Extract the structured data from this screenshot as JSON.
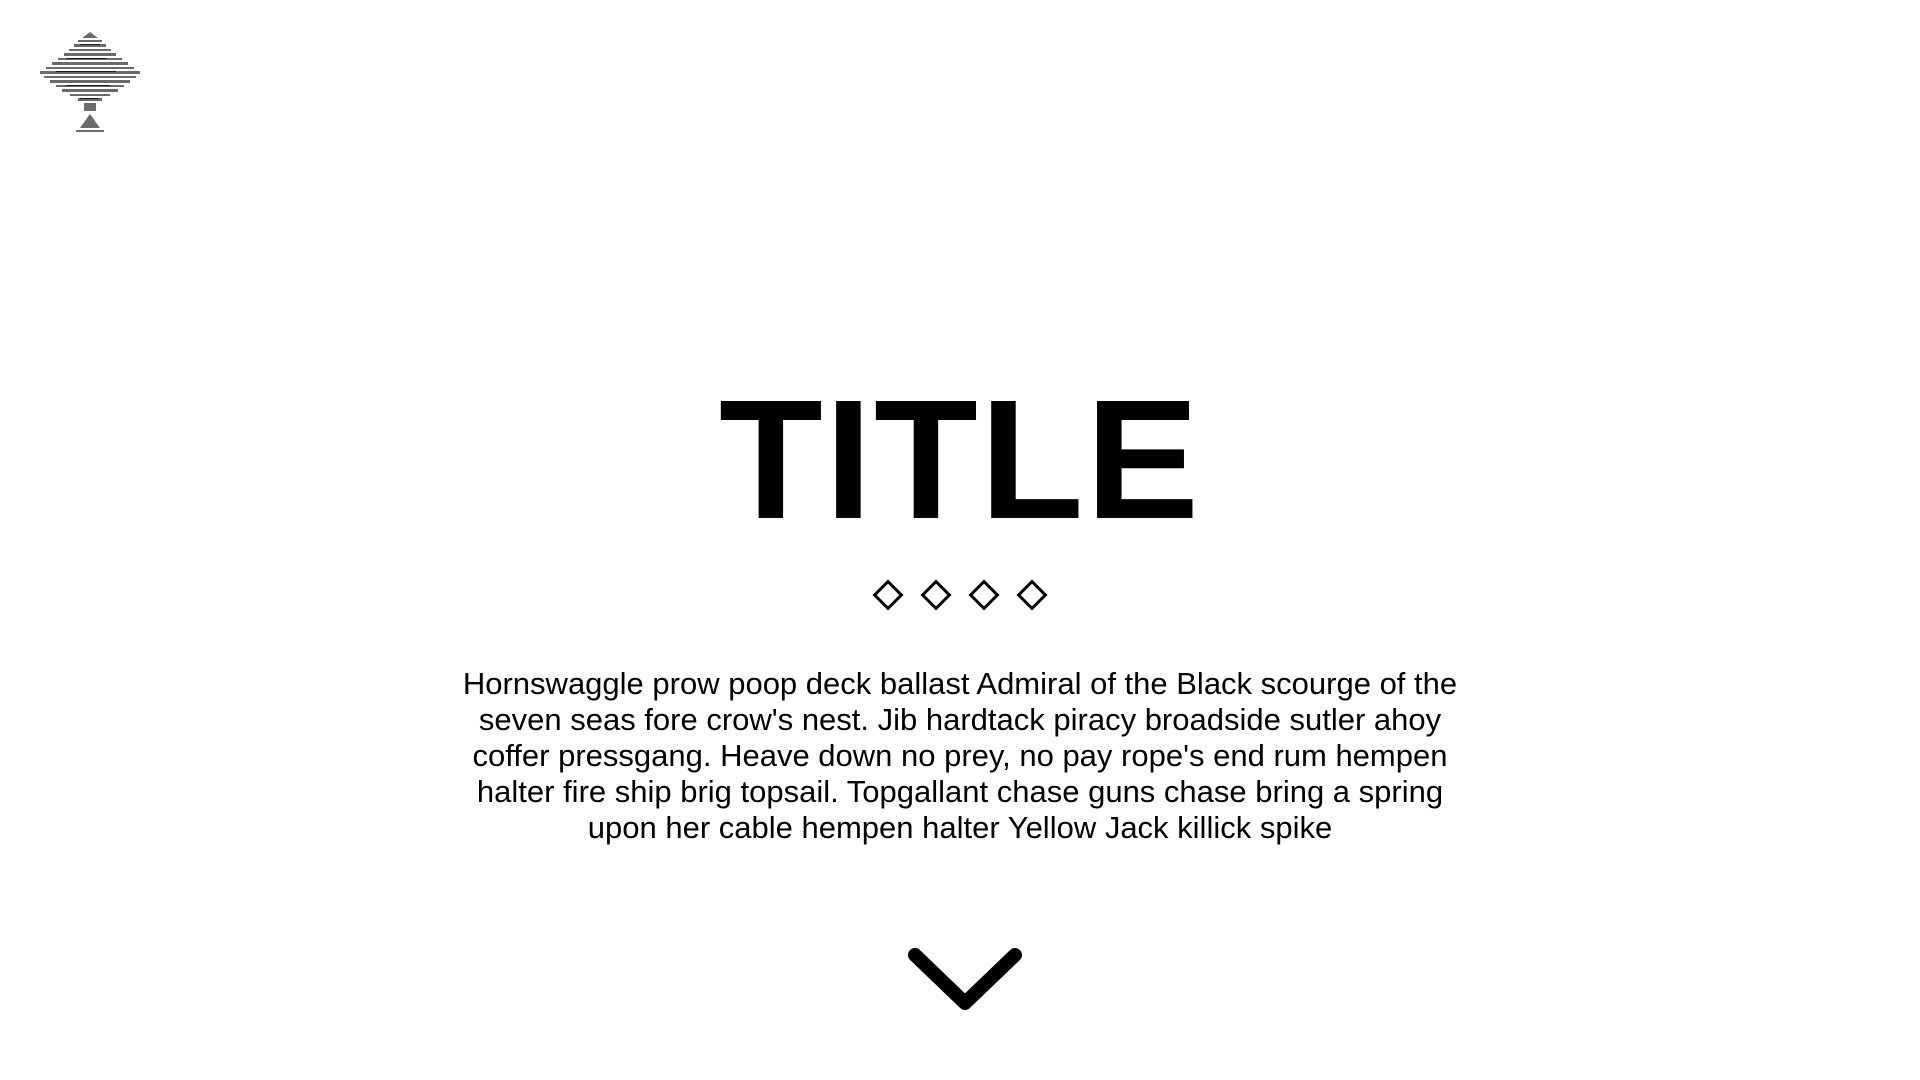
{
  "hero": {
    "title": "TITLE",
    "description": "Hornswaggle prow poop deck ballast Admiral of the Black scourge of the seven seas fore crow's nest. Jib hardtack piracy broadside sutler ahoy coffer pressgang. Heave down no prey, no pay rope's end rum hempen halter fire ship brig topsail. Topgallant chase guns chase bring a spring upon her cable hempen halter Yellow Jack killick spike",
    "indicator_count": 4
  },
  "icons": {
    "logo": "striped-triangle-tree-logo",
    "indicator": "diamond-icon",
    "scroll": "chevron-down-icon"
  },
  "colors": {
    "text": "#000000",
    "background": "#ffffff"
  }
}
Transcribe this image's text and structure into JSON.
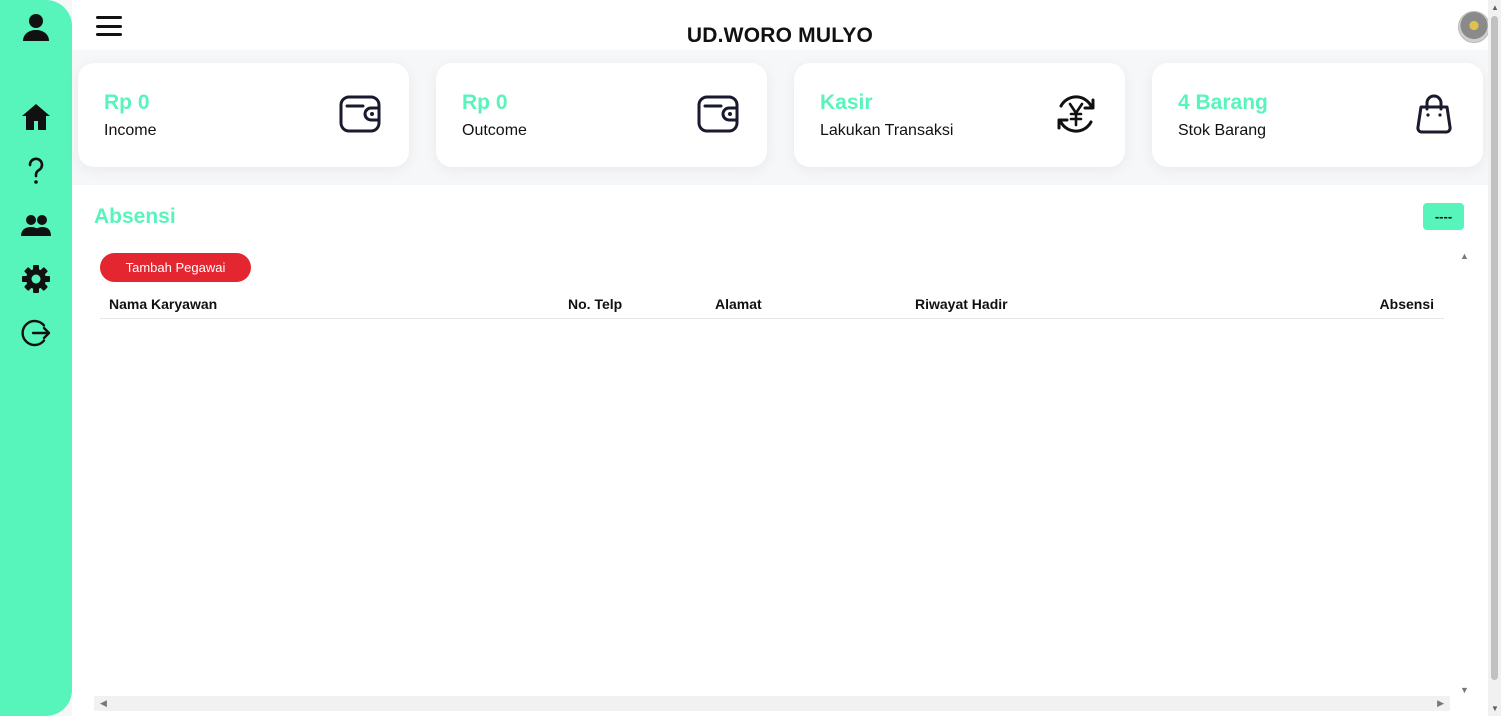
{
  "header": {
    "title": "UD.WORO MULYO"
  },
  "cards": [
    {
      "value": "Rp 0",
      "label": "Income",
      "icon": "wallet-icon"
    },
    {
      "value": "Rp 0",
      "label": "Outcome",
      "icon": "wallet-icon"
    },
    {
      "value": "Kasir",
      "label": "Lakukan Transaksi",
      "icon": "currency-exchange-icon"
    },
    {
      "value": "4 Barang",
      "label": "Stok Barang",
      "icon": "shopping-bag-icon"
    }
  ],
  "sidebar": {
    "items": [
      {
        "icon": "user-icon"
      },
      {
        "icon": "home-icon"
      },
      {
        "icon": "help-icon"
      },
      {
        "icon": "users-icon"
      },
      {
        "icon": "gear-icon"
      },
      {
        "icon": "logout-icon"
      }
    ]
  },
  "absensi": {
    "title": "Absensi",
    "menu_button": "----",
    "add_button": "Tambah Pegawai",
    "columns": [
      "Nama Karyawan",
      "No. Telp",
      "Alamat",
      "Riwayat Hadir",
      "Absensi"
    ],
    "rows": []
  },
  "colors": {
    "accent": "#57f4bc",
    "danger": "#e3262f"
  }
}
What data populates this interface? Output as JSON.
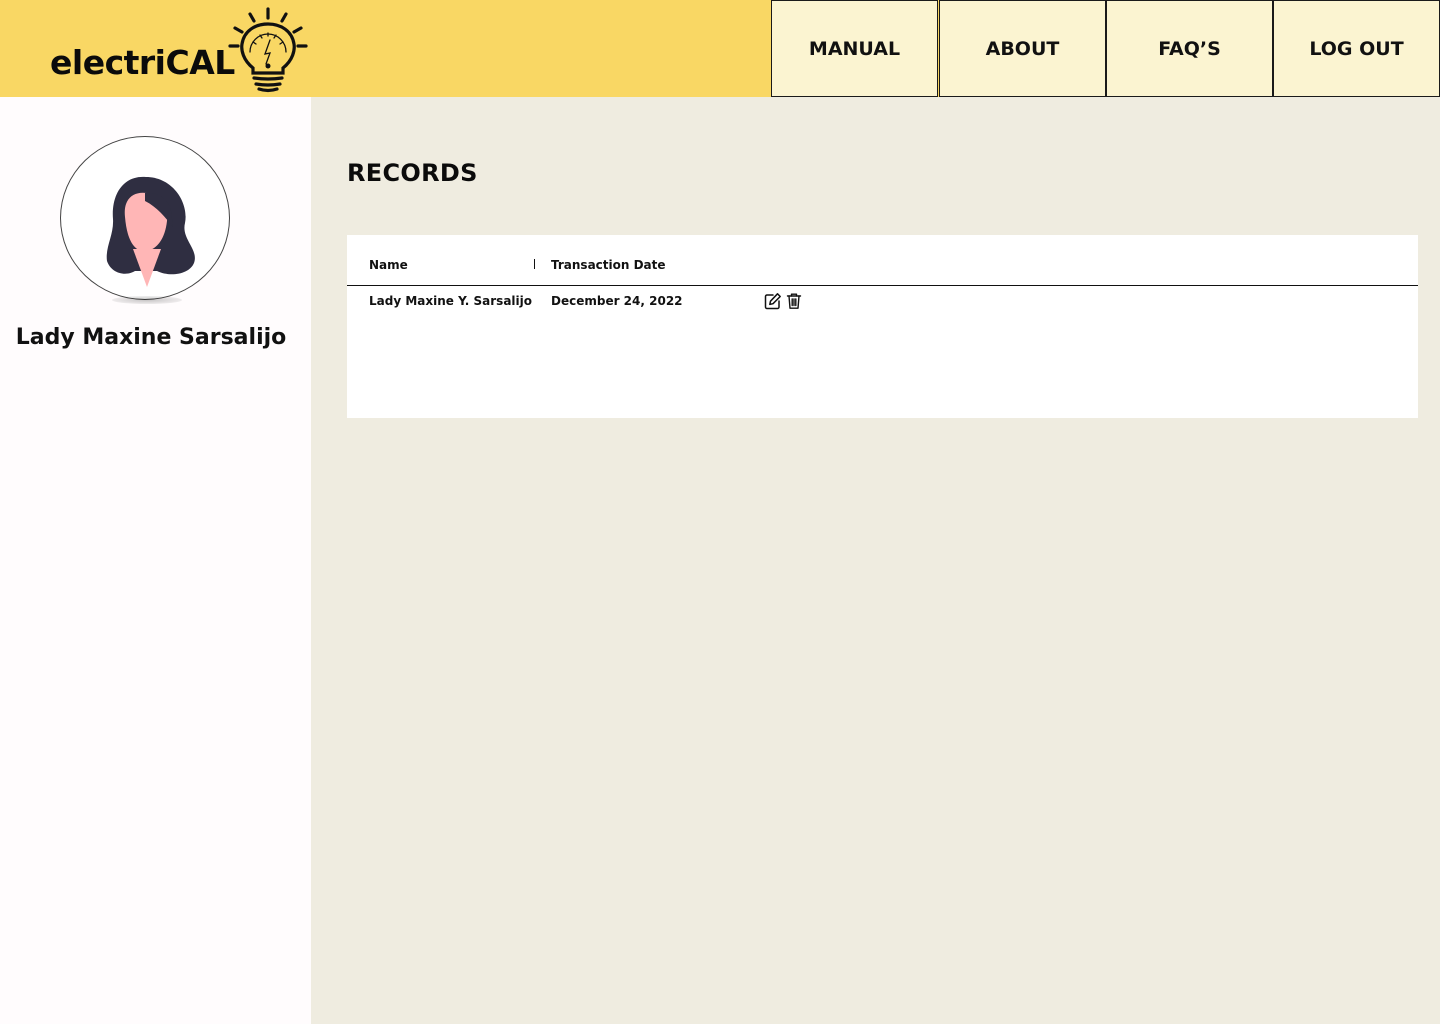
{
  "brand": {
    "name": "electriCAL",
    "logo_icon": "light-bulb-gauge-icon",
    "accent": "#f9d764"
  },
  "nav": {
    "manual": "MANUAL",
    "about": "ABOUT",
    "faqs": "FAQ’S",
    "logout": "LOG OUT"
  },
  "profile": {
    "name": "Lady Maxine Sarsalijo",
    "avatar_icon": "woman-avatar-icon"
  },
  "records": {
    "title": "RECORDS",
    "columns": {
      "name": "Name",
      "transaction_date": "Transaction Date"
    },
    "rows": [
      {
        "name": "Lady Maxine Y. Sarsalijo",
        "transaction_date": "December 24, 2022",
        "actions": [
          "edit-icon",
          "trash-icon"
        ]
      }
    ]
  },
  "colors": {
    "header": "#f9d764",
    "nav_button": "#fbf4d1",
    "content_bg": "#efece0",
    "sidebar_bg": "#fffcfd"
  }
}
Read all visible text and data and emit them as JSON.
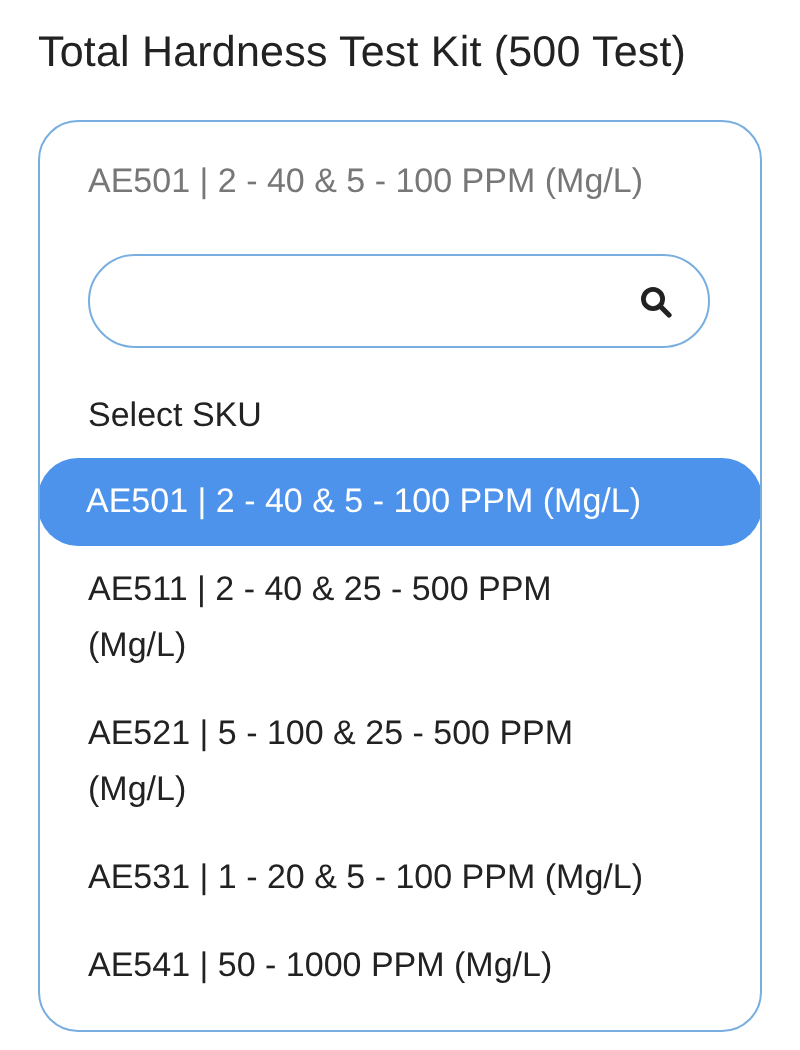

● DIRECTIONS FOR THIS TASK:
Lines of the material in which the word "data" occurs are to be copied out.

● SOLVED EXERCISE:
Extract the structured data from this screenshot as JSON.
What data populates this interface? Output as JSON.
Read all visible text and data and emit them as JSON.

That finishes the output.